OZY CEO and co-founder Carlos Watson had mixed feelings about the rollout of this year’s OZY Fest, its second annual, and it was because the first one had worked out so well.
“It was kind of precarious,” says Watson of the lead-up to the festival’s debut last year, an experiment in blended programming. “Can we mix Will.i.am with Karl Rove?” They did and it worked, according to Watson, who tells Fishbowl that in that sold-out first year, “people had such a good time, hanging out, lingering, emailing us from the day it was done asking when the next year was coming.”
“On the one hand that was incredibly exciting,” he says, “and people were fired up about it, but we were also scared to death, because we were like, what’s our sophomore album going to look like?”
That sophomore program, it turns out, is another sold-out festival that will be co-hosted by Watson and Katie Couric. Like last year, it’s a genre-crosser, and, in addition to a lineup of music, politics and food, this year OZY Fest adds business leaders and a deeper focus on comedy to the mix.

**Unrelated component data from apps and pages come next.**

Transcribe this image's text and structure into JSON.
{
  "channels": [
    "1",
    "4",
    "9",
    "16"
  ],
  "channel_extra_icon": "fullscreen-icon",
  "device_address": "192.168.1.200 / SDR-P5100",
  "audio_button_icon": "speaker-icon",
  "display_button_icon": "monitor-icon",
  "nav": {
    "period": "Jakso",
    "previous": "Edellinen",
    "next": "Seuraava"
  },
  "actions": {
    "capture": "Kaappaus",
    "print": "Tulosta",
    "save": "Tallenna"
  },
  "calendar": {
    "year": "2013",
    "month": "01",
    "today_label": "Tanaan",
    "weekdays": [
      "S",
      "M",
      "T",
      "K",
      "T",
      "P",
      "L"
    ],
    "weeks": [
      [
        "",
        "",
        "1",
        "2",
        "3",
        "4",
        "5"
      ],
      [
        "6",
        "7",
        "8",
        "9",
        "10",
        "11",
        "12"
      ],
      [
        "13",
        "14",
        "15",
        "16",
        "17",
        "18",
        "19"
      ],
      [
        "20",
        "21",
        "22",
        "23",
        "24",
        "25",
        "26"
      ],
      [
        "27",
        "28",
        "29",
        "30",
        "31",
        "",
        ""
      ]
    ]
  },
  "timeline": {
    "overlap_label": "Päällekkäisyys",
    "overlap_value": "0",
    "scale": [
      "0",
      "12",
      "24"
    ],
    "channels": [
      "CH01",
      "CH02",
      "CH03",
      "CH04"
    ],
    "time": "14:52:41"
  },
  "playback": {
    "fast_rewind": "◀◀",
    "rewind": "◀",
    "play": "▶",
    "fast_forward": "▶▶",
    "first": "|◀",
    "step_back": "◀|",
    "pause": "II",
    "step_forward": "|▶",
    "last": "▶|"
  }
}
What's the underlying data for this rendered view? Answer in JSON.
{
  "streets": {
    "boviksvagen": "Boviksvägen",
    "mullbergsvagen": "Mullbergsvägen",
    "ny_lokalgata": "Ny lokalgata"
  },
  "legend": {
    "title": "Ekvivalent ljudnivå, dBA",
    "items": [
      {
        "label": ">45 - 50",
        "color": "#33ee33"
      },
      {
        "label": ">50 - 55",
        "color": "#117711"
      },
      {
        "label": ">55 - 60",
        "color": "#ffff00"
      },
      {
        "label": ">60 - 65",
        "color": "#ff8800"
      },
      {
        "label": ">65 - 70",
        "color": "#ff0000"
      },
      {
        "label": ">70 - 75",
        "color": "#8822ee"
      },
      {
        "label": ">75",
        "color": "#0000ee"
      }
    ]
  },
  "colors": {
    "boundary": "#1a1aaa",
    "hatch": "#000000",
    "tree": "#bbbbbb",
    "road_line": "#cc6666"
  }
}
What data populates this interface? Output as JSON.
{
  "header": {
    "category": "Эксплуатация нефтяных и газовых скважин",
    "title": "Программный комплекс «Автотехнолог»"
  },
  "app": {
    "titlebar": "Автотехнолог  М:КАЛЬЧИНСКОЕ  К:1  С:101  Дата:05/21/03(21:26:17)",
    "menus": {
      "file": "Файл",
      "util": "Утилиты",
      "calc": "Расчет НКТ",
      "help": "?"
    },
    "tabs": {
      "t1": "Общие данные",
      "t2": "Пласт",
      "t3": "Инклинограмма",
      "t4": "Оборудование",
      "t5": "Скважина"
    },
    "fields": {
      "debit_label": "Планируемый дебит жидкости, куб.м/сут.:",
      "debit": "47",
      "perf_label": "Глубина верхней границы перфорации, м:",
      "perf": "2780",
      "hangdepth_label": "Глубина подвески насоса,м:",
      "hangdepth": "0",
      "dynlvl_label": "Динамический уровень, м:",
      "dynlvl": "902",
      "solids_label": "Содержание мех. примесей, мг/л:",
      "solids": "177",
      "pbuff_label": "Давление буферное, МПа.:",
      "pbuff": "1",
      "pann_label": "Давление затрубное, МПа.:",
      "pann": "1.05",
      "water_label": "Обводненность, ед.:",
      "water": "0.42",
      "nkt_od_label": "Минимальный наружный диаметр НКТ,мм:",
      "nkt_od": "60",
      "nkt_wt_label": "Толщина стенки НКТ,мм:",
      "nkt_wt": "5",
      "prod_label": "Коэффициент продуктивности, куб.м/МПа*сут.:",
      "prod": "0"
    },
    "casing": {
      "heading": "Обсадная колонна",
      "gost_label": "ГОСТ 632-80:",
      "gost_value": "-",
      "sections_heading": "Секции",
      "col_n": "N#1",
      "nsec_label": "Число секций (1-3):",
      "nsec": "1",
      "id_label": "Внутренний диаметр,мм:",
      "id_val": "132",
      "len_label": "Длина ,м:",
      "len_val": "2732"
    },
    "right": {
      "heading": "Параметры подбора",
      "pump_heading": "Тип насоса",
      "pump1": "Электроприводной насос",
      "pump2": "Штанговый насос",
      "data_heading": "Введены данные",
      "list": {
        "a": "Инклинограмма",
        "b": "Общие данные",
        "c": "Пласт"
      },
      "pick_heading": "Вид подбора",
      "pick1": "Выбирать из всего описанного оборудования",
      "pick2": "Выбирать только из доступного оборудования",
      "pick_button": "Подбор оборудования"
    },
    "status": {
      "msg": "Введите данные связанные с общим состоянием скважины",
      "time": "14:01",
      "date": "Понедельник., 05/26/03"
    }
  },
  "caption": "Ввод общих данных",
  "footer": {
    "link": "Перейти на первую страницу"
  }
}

Samantha Bee will be there as a double bill, Michael Che will perform, and comedian Maysoon Zayid will be part of a panel on The Art of Inclusion.
Headliners from the political and media sphere will be a left/right mix that includes Dr. Jill Biden, Jeb Bush, Sen. Kirsten Gillibrand, Van Jones, Hugh Hewitt, Eugene S. Robinson and Malcolm Gladwell.
“I think that most of us live our life with a mixtape,” Watson says of why OZY decided to design the festival in this way. “We wanted to thrill people and so we knew we could make something pretty good if we just did music or just did comedy, or just did politics, but if we were daring enough, if we were bold enough, if we were creative enough to try to put it all together beautifully, we thought, wow, this would be magic.”
And, says Watson, it reflects back on OZY’s editorial mission and its audience. “First and foremost, the fact that there is a rich mix is kind of what OZY is all about. Like OZY, OZY Fest is a rich mix of ideas, people and cultures and it’s vibrant, and it’s meant to thrill.”
The fact that OZY Fest happened, that it happened just a few years after OZY itself launched, was the result of audience feedback, in particular, “a really terrific woman who worked for the city of New York who was a big OZY fan.”
“She really challenged us and was like guys, you’re really not being ambitious enough,” says Watson. “And so, we took the challenge, we made a five-year commitment to [New York City] and here we are.”
A key aspect of providing OZY with the means to make it happen was partnerships with organizations like the Ford Foundation, which returns as a sponsor this year, as well as new partnerships with Visa and Paramount that were cultivated during last year’s festival and over the course of the year.
“I’m appreciative that we got really colorful and creative partners like Visa and the Ford Foundation and Paramount Pictures,” says Watson. “It definitely has allowed us to take some chances a lot of other people wouldn’t.”
OZY Fest will be at Rumsey Playfield in Central Park tomorrow from 12 p.m. to 10 p.m. You can check out the line-up here.